24 Montebello, “Matter and Light in Bergson’s Creative Evolution,” SubStance 36: 91. 25 Bergson, Matter and Memory, vii 26 Ibid., 273. 27 , Bergsonism, trans. and Barbara Habberjam (New York: Zone Books, 1988), 75. 28 Ibid., 29. 29 Ibid., 92. 30 Ibid., 93. 31 Stéphane Madelrieux, “Lire James, relire Bergson,” Lire Bergson, 103 (my translation). 32 Nathan Wider, “Deleuze on Bergsonian Duration and Nietzsche’s Eternal Return,” Time and History in Deleuze and Serres, ed. Bernd Herzogenrath (London: Continuum Studies in , 2012), 129. 33 Deleuze, Bergsonism, 88. 34 Hegel, Hegel’s , trans. William Wallace (Ohio: Bookmasters, Inc., 2009), 222. 35 Anne Sauvagnargues, “Hegel and Deleuze: Difference or Contradiction?” Hegel and Deleuze: Together Again for the First Time, eds. Karen Houle and Jim Vernon (Evanston: Ill.: Northwestern University Press, 2013), 40. 36 Deleuze, “Bergson’s Conception of Difference,” trans. Melissa McMahon, The New Bergson, ed. John Mullarkey (Manchester: Manchester University Press, 1999), 53. 37 Bergson, Creative Evolution, 34. 38 Ibid., 58. 39 Ibid., 281. 40 Bergson, Le parallélisme psycho-physique et la métaphysique positive,” Mélanges (Paris: Presses universitaires de France, 1972), 487 (my translation). 41 Ibid., 488 (my translation). 42 Bergson, Creative Evolution, 270. 43 Deleuze, Bergsonism, 74. 44 Hegel, Hegel’s Logic, 257-58. 45 Bergson, Creative Evolution, 19. 46 Ibid., 268 47 Ibid., 271. 48 Ibid., 269. 49 Deleuze, Bergsonism, 91. 50 Vladimir Jankélévitch, Henri Bergson (Paris: PUF, 1959), 174. 51 Arnaud François, “Life and Will in Nietzsche and Bergson,” SubStance 36, no. 3 (2007), 101. 52 Pierre Montebello, “Nietzsche et Bergson: deux philosophes de la vie,” Magazine littéraire, no. 386 (2000), 53 (my translation). 53 , The Will to Power, trans.
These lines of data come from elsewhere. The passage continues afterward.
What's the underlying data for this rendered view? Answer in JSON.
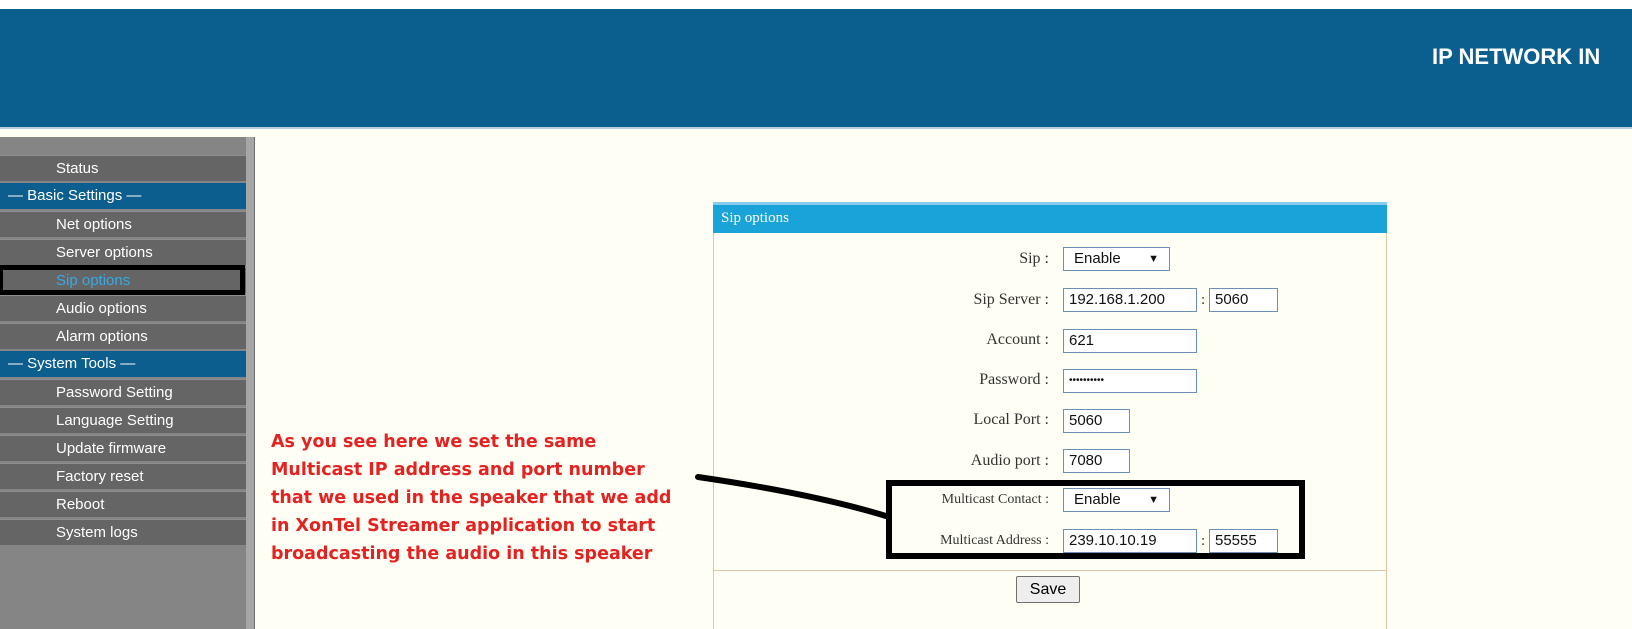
{
  "header": {
    "title": "IP NETWORK IN"
  },
  "sidebar": {
    "items": [
      {
        "label": "Status",
        "type": "link"
      },
      {
        "label": "— Basic Settings —",
        "type": "section"
      },
      {
        "label": "Net options",
        "type": "link"
      },
      {
        "label": "Server options",
        "type": "link"
      },
      {
        "label": "Sip options",
        "type": "link",
        "active": true
      },
      {
        "label": "Audio options",
        "type": "link"
      },
      {
        "label": "Alarm options",
        "type": "link"
      },
      {
        "label": "— System Tools —",
        "type": "section"
      },
      {
        "label": "Password Setting",
        "type": "link"
      },
      {
        "label": "Language Setting",
        "type": "link"
      },
      {
        "label": "Update firmware",
        "type": "link"
      },
      {
        "label": "Factory reset",
        "type": "link"
      },
      {
        "label": "Reboot",
        "type": "link"
      },
      {
        "label": "System logs",
        "type": "link"
      }
    ]
  },
  "panel": {
    "title": "Sip options",
    "sip_label": "Sip :",
    "sip_value": "Enable",
    "sip_server_label": "Sip Server :",
    "sip_server_value": "192.168.1.200",
    "sip_server_port": "5060",
    "account_label": "Account :",
    "account_value": "621",
    "password_label": "Password :",
    "password_value": "••••••••••",
    "local_port_label": "Local Port :",
    "local_port_value": "5060",
    "audio_port_label": "Audio port :",
    "audio_port_value": "7080",
    "multicast_contact_label": "Multicast Contact :",
    "multicast_contact_value": "Enable",
    "multicast_address_label": "Multicast Address :",
    "multicast_address_value": "239.10.10.19",
    "multicast_port_value": "55555",
    "separator": ":",
    "save_label": "Save"
  },
  "annotation": {
    "lines": [
      "As you see here we set the same",
      "Multicast IP address and port number",
      "that we used in the speaker that we add",
      "in XonTel Streamer application to start",
      "broadcasting the audio in this speaker"
    ]
  },
  "icons": {
    "dropdown": "triangle-down-icon"
  },
  "colors": {
    "header": "#0a5f8f",
    "panel_header": "#1aa3d9",
    "annotation": "#e32222",
    "active_link": "#38a9e3"
  }
}
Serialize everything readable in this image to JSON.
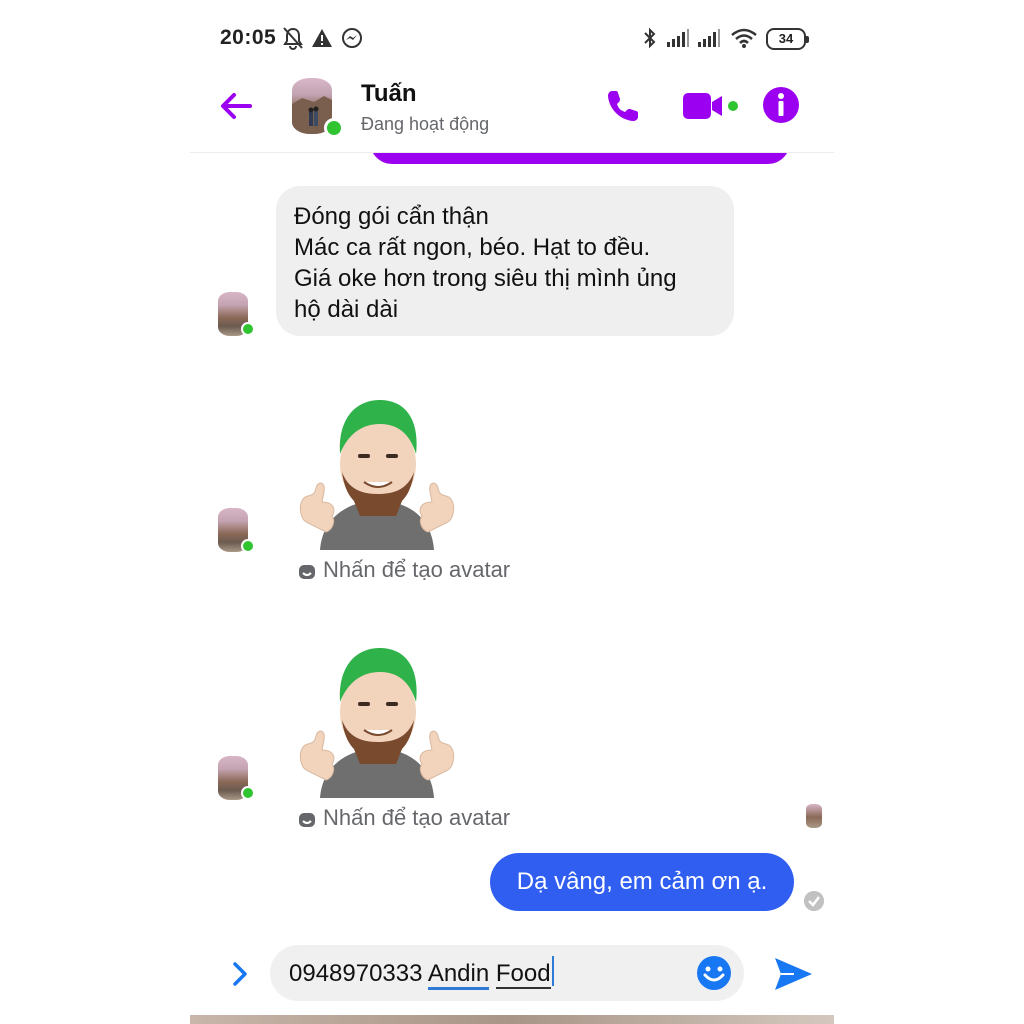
{
  "status_bar": {
    "time": "20:05",
    "battery": "34"
  },
  "header": {
    "contact_name": "Tuấn",
    "status": "Đang hoạt động",
    "icons": [
      "back-arrow-icon",
      "phone-icon",
      "video-camera-icon",
      "info-icon"
    ]
  },
  "messages": {
    "incoming_lines": [
      "Đóng gói cẩn thận",
      "Mác ca rất ngon, béo. Hạt to đều.",
      "Giá oke hơn trong siêu thị mình ủng",
      "hộ dài dài"
    ],
    "sticker_hint_1": "Nhấn để tạo avatar",
    "sticker_hint_2": "Nhấn để tạo avatar",
    "outgoing": "Dạ vâng, em cảm ơn ạ."
  },
  "composer": {
    "text_prefix": "0948970333 ",
    "text_word_1": "Andin",
    "text_word_2": "Food"
  },
  "colors": {
    "accent": "#9b00f0",
    "outgoing_bubble": "#2f5ef0",
    "online": "#31c431",
    "send": "#1877f2"
  }
}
Walter Kaufmann and R. J. Hollingdale (New York: Vintage Books, 1968), 550. 54 Bergson, Creative Evolution, 245 55 Nietzsche, Beyond Good and Evil, trans. Judith Norman (New York: Cambridge University Press, 2002), 36. 56 Nietzsche, The Will to Power, 368. 57 Bergson, Creative Evolution, 249. 58 Nietzsche, The Will to Power, 269. 59 Ibid., 281. 60 Ibid., 283 61 Ibid., 550. 62 Ibid., 549. 63 Bergson, Creative Evolution, 289.